OTTAWA - A stay-at-home mother trying to re-enter the workforce after nine years away says she can’t understand why the federal government would stop her from applying for a job simply because she is white.
Sara Landriault, a sometime family activist, says that with her kids in school full time she decided to start looking for work outside of the home.
While surfing on the federal government job website, Landriault says she found a position at Citizenship and Immigration Canada she felt she was qualified for but was blocked from submitting her resume because she was not an aboriginal or visible minority.Guess if they'd called it what it really is--The Employment Inequity Act--it would have been much harder for people to swallow.
“I was flabbergasted,” Landriault said in a telephone interview from her home in Kemptville, Ont., just south of Ottawa. “It was insane. I’m white, so I can’t do it?”
Landriault says she has seen job postings in the past that encourage certain groups to apply.
“Which is fine, it’s an equal opportunity position,” Landriault said. “But an equal opportunity employer does not stop one race from applying.”
A CIC spokeswoman takes a different view.
“We are under-represented by aboriginal employees in our work force,” said Melanie Carkner. “At this point in time, the department does meet requirements for visible minorities; however, given the department’s mandate, we make a concerted effort to hire individuals in this group.”

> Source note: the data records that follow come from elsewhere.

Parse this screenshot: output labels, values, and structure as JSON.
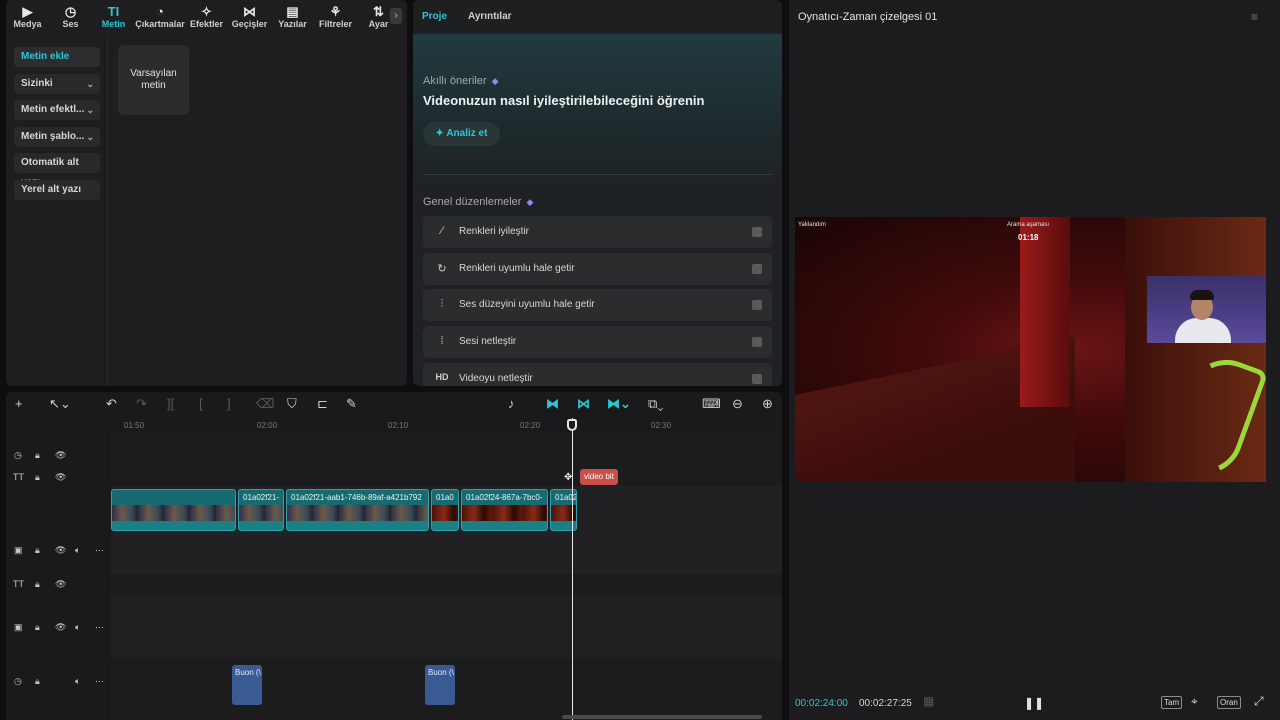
{
  "top_tabs": [
    {
      "label": "Medya",
      "icon": "media-icon"
    },
    {
      "label": "Ses",
      "icon": "audio-icon"
    },
    {
      "label": "Metin",
      "icon": "text-icon"
    },
    {
      "label": "Çıkartmalar",
      "icon": "sticker-icon"
    },
    {
      "label": "Efektler",
      "icon": "effects-icon"
    },
    {
      "label": "Geçişler",
      "icon": "transitions-icon"
    },
    {
      "label": "Yazılar",
      "icon": "captions-icon"
    },
    {
      "label": "Filtreler",
      "icon": "filters-icon"
    },
    {
      "label": "Ayar",
      "icon": "adjust-icon"
    }
  ],
  "sidebar": {
    "items": [
      {
        "label": "Metin ekle"
      },
      {
        "label": "Sizinki"
      },
      {
        "label": "Metin efektl..."
      },
      {
        "label": "Metin şablo..."
      },
      {
        "label": "Otomatik alt yazı"
      },
      {
        "label": "Yerel alt yazı"
      }
    ]
  },
  "library": {
    "default_text_card": "Varsayılan metin"
  },
  "project_panel": {
    "tabs": [
      "Proje",
      "Ayrıntılar"
    ],
    "smart_label": "Akıllı öneriler",
    "headline": "Videonuzun nasıl iyileştirilebileceğini öğrenin",
    "analyze_button": "Analiz et",
    "general_label": "Genel düzenlemeler",
    "options": [
      {
        "label": "Renkleri iyileştir",
        "icon": "magic-wand-icon"
      },
      {
        "label": "Renkleri uyumlu hale getir",
        "icon": "color-match-icon"
      },
      {
        "label": "Ses düzeyini uyumlu hale getir",
        "icon": "sliders-icon"
      },
      {
        "label": "Sesi netleştir",
        "icon": "waveform-icon"
      },
      {
        "label": "Videoyu netleştir",
        "icon": "hd-icon"
      }
    ]
  },
  "player": {
    "title": "Oynatıcı-Zaman çizelgesi 01",
    "overlay_left": "Yaklandım",
    "overlay_right": "Arama aşaması",
    "overlay_timer": "01:18",
    "current_time": "00:02:24:00",
    "total_time": "00:02:27:25",
    "btn_full": "Tam",
    "btn_ratio": "Oran"
  },
  "timeline": {
    "ruler_ticks": [
      "01:50",
      "02:00",
      "02:10",
      "02:20",
      "02:30"
    ],
    "clips": [
      {
        "label": ""
      },
      {
        "label": "01a02f21-"
      },
      {
        "label": "01a02f21-aab1-746b-89af-a421b792"
      },
      {
        "label": "01a0"
      },
      {
        "label": "01a02f24-867a-7bc0-"
      },
      {
        "label": "01a02"
      }
    ],
    "marker": "video bit",
    "audio_clips": [
      {
        "label": "Buon (\\"
      },
      {
        "label": "Buon (\\"
      }
    ]
  },
  "colors": {
    "accent": "#2bc7d3",
    "clip": "#166a70",
    "audio": "#3a5a94",
    "marker": "#c9504a"
  }
}
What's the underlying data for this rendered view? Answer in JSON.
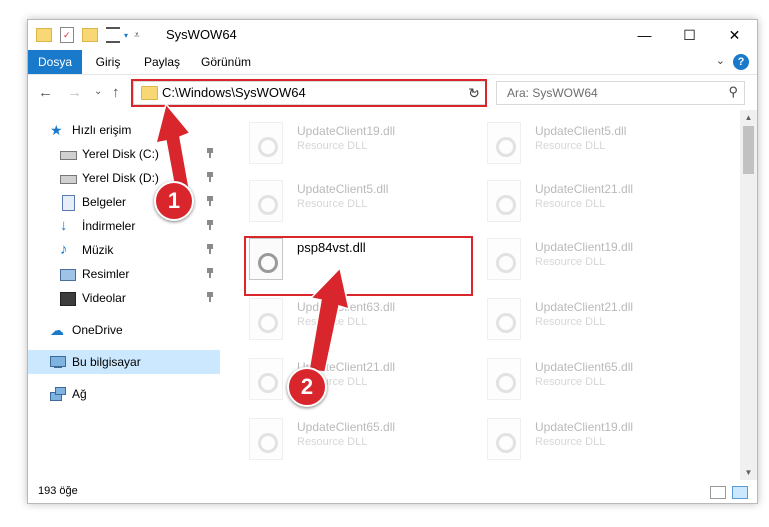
{
  "window": {
    "title": "SysWOW64",
    "minimize_glyph": "—",
    "maximize_glyph": "☐",
    "close_glyph": "✕"
  },
  "ribbon": {
    "tabs": [
      "Dosya",
      "Giriş",
      "Paylaş",
      "Görünüm"
    ],
    "help_glyph": "?",
    "expand_glyph": "⌄"
  },
  "navigation": {
    "back_glyph": "←",
    "forward_glyph": "→",
    "recent_glyph": "⌄",
    "up_glyph": "↑"
  },
  "address": {
    "path": "C:\\Windows\\SysWOW64",
    "dropdown_glyph": "⌄",
    "refresh_glyph": "↻"
  },
  "search": {
    "placeholder": "Ara: SysWOW64",
    "icon_glyph": "⚲"
  },
  "nav_pane": {
    "quick_access": "Hızlı erişim",
    "pinned": [
      {
        "label": "Yerel Disk (C:)",
        "icon": "drive-icon"
      },
      {
        "label": "Yerel Disk (D:)",
        "icon": "drive-icon"
      },
      {
        "label": "Belgeler",
        "icon": "documents-icon"
      },
      {
        "label": "İndirmeler",
        "icon": "downloads-icon"
      },
      {
        "label": "Müzik",
        "icon": "music-icon"
      },
      {
        "label": "Resimler",
        "icon": "pictures-icon"
      },
      {
        "label": "Videolar",
        "icon": "videos-icon"
      }
    ],
    "onedrive": "OneDrive",
    "this_pc": "Bu bilgisayar",
    "network": "Ağ"
  },
  "files": {
    "selected": {
      "name": "psp84vst.dll"
    },
    "left_column": [
      {
        "name": "UpdateClient19.dll",
        "desc": "Resource DLL"
      },
      {
        "name": "UpdateClient5.dll",
        "desc": "Resource DLL"
      },
      {
        "name": "UpdateClient63.dll",
        "desc": "Resource DLL"
      },
      {
        "name": "UpdateClient21.dll",
        "desc": "Resource DLL"
      },
      {
        "name": "UpdateClient65.dll",
        "desc": "Resource DLL"
      }
    ],
    "right_column": [
      {
        "name": "UpdateClient5.dll",
        "desc": "Resource DLL"
      },
      {
        "name": "UpdateClient21.dll",
        "desc": "Resource DLL"
      },
      {
        "name": "UpdateClient19.dll",
        "desc": "Resource DLL"
      },
      {
        "name": "UpdateClient21.dll",
        "desc": "Resource DLL"
      },
      {
        "name": "UpdateClient65.dll",
        "desc": "Resource DLL"
      },
      {
        "name": "UpdateClient19.dll",
        "desc": "Resource DLL"
      }
    ]
  },
  "status": {
    "item_count": "193 öğe"
  },
  "annotations": {
    "step1": "1",
    "step2": "2",
    "color": "#d9262c"
  },
  "colors": {
    "accent": "#1979ca",
    "selection": "#cce8ff"
  }
}
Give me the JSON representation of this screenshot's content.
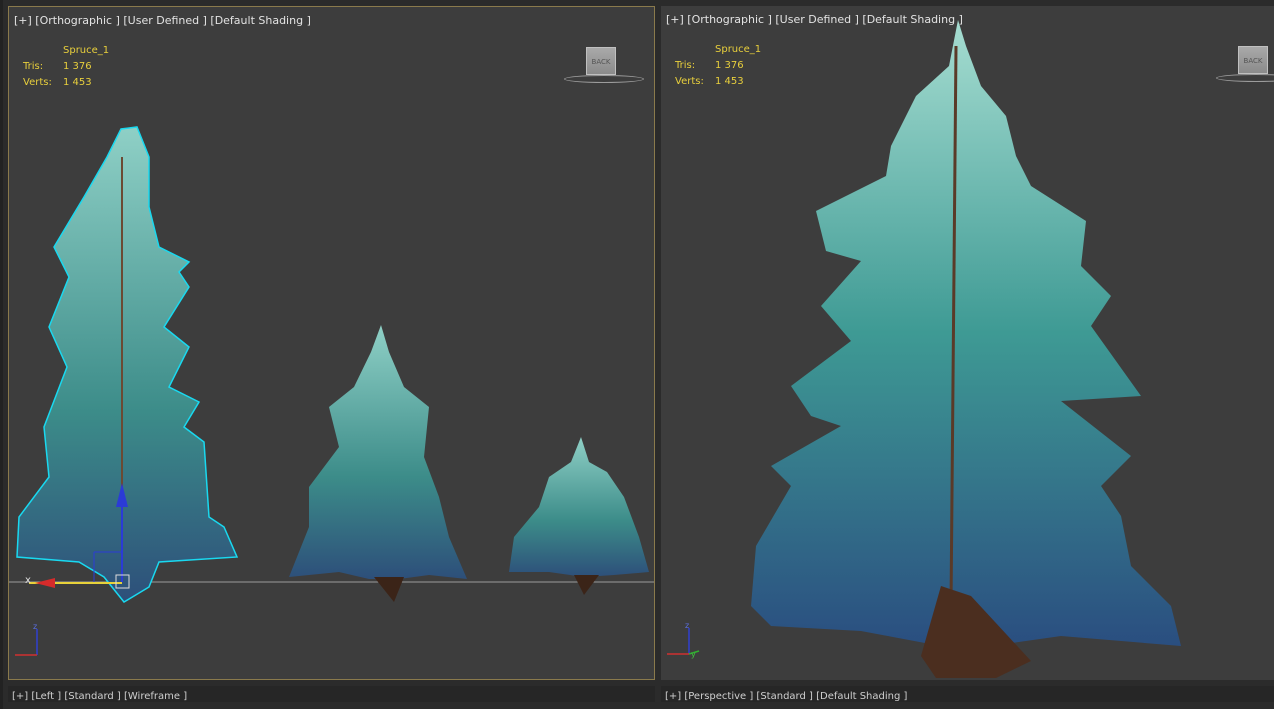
{
  "viewports": [
    {
      "id": "left",
      "label": "[+] [Orthographic ] [User Defined ] [Default Shading ]",
      "object_name": "Spruce_1",
      "stats": [
        {
          "key": "Tris:",
          "value": "1 376"
        },
        {
          "key": "Verts:",
          "value": "1 453"
        }
      ],
      "viewcube_text": "BACK",
      "axis_x": "x",
      "axis_z": "z",
      "active": true
    },
    {
      "id": "right",
      "label": "[+] [Orthographic ] [User Defined ] [Default Shading ]",
      "object_name": "Spruce_1",
      "stats": [
        {
          "key": "Tris:",
          "value": "1 376"
        },
        {
          "key": "Verts:",
          "value": "1 453"
        }
      ],
      "viewcube_text": "BACK",
      "axis_z": "z",
      "axis_y": "y",
      "active": false
    }
  ],
  "bottom_viewports": [
    {
      "label": "[+] [Left ] [Standard ] [Wireframe ]"
    },
    {
      "label": "[+] [Perspective ] [Standard ] [Default Shading ]"
    }
  ],
  "colors": {
    "viewport_bg": "#3d3d3d",
    "stats_text": "#e8cf3c",
    "selection_outline": "#19d9f0",
    "active_border": "#8a7a4c",
    "foliage": "#4fa39c",
    "trunk": "#4b2e1f"
  }
}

The Employment Equity Act, first introduced by the Mulroney government in 1986 and updated by the Chretien government in 1995, allows for certain groups to be favoured when it comes to hiring.